(Cedrus deodara)

Other Common Names: Himalayan Cedar, Deodar

Family: Pinaceae

Back to Map Next Tree

Stevens Way is lined by dozens of these graceful evergreens, which excel in Seattle's soil and climate, so far from their Himalayan homeland. Unlike our native cedar these bear sharp 1- to 2-inch (3- to 5-centimeter) needles ranging in color from bright green to powdery blue-green in dense clusters of 20-30 needles per shoot. The erect, fist-sized cones (produced only by female and bisexual trees) shatter to pieces while still on the tree in spring when the seeds ripen. In the spring the male cones release clouds of yellow pollen into the wind.

Deodar Cedars unite the relaxed, drooping posture of hemlocks and the massive horizontal sturdiness of certain pines, whether yielding valuable wood in Indian forests or graciously decorating our landscapes. Among Hindus, Deodar Cedars are regarded as divine trees.
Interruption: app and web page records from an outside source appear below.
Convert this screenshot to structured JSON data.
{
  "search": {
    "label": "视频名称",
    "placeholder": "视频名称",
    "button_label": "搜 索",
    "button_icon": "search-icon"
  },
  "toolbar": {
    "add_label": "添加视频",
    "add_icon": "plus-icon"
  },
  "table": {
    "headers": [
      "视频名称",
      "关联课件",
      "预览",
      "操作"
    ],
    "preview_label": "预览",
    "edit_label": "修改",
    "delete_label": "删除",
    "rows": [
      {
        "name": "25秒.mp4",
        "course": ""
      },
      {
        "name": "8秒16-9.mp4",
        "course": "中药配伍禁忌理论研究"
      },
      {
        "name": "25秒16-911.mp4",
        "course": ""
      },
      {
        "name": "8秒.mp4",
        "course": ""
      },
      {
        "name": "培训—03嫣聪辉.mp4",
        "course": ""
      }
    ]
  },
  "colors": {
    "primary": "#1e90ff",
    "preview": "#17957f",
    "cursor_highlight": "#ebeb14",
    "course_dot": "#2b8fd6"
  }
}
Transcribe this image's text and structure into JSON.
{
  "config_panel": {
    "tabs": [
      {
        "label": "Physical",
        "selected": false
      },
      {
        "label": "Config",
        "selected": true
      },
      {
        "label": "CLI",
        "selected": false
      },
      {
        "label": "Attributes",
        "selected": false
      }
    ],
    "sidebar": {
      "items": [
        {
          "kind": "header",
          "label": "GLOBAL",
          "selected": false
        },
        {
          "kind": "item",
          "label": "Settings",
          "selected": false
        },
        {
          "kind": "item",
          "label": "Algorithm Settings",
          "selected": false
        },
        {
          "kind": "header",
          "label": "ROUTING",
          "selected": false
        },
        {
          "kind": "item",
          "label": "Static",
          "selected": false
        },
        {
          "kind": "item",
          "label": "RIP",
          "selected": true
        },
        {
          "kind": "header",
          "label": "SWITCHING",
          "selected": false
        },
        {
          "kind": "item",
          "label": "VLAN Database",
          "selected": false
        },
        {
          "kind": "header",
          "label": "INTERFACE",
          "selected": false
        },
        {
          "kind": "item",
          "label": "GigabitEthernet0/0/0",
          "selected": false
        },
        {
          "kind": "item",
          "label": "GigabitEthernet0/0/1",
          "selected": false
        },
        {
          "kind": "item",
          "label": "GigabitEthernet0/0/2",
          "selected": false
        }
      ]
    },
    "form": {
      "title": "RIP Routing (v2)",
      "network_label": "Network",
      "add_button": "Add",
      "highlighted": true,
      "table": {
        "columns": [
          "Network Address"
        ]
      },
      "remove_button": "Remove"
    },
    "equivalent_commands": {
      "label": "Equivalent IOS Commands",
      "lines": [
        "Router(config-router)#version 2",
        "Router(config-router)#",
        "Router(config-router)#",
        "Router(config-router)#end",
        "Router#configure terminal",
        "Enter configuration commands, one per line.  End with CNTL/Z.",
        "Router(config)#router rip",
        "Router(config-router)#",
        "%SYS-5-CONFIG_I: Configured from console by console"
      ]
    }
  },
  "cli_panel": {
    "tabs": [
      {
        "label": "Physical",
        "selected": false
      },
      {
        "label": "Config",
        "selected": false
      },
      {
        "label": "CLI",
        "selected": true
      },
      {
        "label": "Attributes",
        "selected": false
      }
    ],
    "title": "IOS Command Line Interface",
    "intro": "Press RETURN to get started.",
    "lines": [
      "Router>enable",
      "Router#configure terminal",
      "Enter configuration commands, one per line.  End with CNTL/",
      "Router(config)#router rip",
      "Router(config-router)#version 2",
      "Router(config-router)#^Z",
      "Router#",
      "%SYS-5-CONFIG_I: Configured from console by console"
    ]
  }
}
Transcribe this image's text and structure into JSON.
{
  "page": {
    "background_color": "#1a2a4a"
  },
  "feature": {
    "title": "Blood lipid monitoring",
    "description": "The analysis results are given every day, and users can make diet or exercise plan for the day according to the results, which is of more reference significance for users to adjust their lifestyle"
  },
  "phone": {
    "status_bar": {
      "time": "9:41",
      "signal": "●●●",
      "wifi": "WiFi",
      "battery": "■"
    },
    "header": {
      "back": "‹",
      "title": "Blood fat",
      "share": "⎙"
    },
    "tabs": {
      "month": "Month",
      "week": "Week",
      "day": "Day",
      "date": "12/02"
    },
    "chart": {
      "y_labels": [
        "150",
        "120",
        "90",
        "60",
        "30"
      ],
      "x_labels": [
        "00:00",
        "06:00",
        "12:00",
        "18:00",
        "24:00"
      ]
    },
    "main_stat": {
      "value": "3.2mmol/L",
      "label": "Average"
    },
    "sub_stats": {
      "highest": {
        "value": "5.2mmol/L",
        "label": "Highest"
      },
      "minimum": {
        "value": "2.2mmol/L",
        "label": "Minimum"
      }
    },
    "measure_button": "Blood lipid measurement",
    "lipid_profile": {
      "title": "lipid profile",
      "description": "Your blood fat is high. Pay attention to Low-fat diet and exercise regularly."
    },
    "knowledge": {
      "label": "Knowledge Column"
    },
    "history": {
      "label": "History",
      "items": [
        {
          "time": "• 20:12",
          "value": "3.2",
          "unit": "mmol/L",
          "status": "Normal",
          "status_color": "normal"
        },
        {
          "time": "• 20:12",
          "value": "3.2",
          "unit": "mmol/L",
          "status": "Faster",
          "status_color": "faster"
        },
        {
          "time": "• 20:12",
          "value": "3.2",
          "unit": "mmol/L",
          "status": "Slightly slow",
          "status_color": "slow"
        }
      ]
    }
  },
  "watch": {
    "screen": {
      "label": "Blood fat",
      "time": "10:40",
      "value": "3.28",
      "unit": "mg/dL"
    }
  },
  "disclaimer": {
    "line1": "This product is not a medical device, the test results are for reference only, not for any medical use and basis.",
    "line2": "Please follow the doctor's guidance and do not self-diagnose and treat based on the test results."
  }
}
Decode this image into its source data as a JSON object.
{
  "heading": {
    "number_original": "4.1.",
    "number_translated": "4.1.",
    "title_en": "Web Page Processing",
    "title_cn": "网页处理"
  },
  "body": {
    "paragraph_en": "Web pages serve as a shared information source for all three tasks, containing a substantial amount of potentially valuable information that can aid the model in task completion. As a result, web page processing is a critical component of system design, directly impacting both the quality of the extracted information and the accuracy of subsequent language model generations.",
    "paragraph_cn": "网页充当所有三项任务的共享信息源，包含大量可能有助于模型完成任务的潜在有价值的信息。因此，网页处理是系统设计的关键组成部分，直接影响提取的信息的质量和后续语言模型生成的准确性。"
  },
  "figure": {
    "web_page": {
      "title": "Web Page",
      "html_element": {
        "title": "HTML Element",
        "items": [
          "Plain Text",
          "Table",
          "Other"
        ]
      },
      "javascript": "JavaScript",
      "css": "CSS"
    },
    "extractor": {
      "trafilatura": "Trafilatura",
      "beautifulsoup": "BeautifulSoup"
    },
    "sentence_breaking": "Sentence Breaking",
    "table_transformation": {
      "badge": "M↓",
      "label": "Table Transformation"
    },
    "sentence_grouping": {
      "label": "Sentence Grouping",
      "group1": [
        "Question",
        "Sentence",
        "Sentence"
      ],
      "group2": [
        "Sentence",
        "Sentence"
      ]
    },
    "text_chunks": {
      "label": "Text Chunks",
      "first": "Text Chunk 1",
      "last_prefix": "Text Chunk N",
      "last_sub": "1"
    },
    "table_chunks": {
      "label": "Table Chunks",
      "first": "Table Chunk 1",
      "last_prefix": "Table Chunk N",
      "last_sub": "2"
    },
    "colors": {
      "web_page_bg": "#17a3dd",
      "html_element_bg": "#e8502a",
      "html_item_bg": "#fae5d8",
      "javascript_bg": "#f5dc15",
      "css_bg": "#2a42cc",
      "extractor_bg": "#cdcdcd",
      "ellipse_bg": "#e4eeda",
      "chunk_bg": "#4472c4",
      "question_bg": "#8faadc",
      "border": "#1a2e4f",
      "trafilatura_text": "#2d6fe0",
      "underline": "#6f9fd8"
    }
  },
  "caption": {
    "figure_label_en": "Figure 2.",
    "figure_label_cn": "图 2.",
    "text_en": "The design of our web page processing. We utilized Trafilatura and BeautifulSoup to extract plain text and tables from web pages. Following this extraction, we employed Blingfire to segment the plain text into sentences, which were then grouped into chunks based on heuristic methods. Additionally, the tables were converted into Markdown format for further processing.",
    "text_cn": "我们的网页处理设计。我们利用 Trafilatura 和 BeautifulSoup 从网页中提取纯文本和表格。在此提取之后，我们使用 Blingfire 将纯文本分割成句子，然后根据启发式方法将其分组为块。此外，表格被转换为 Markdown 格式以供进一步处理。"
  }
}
The name Deodar derives from the Sanskrit term devadāru, meaning “wood of the gods”. The wood is highly prized as building material because of its fine, close grain and rot-resistant properties. If the lower branches are pruned, Deodar Cedars are used as street trees in urban areas because they can tolerate compacted, poor soils.  Compare Deodar with its congeners: Atlas cedar and cedar of Lebanon.

[Leaves and cone of Deodar Cedar]

Back to Map Next Tree